● **WHAT THIS TASK INVOLVES**
For the listing below, give the count of lines containing the string "القراءة" and nothing else.

● **GIVEN DATA**
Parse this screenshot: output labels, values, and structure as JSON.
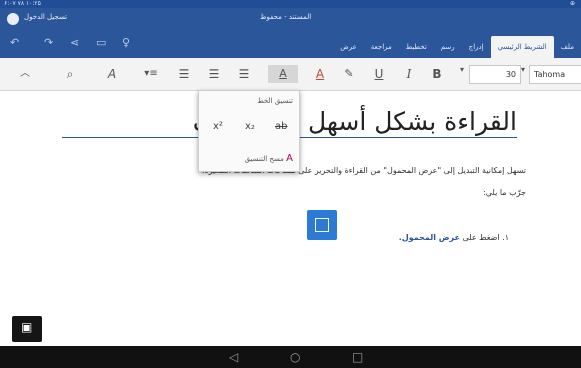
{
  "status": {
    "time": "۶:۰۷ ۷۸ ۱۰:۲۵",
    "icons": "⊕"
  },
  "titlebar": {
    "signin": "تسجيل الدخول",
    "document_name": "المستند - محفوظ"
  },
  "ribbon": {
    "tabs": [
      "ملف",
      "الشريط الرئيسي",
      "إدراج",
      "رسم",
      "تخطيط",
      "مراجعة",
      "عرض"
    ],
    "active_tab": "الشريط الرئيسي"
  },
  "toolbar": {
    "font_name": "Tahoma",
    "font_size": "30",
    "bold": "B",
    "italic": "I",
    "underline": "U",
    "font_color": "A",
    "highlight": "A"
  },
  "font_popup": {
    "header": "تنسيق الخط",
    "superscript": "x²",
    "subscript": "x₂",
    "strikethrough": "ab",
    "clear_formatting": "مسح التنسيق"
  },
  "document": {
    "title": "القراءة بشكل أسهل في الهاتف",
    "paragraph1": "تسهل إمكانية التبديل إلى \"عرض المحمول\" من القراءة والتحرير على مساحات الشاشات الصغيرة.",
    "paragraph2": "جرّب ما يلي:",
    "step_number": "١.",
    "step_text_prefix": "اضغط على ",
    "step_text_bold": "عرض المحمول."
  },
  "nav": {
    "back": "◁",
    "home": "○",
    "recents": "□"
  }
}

● **SOLUTION FOR THIS PROBLEM**
2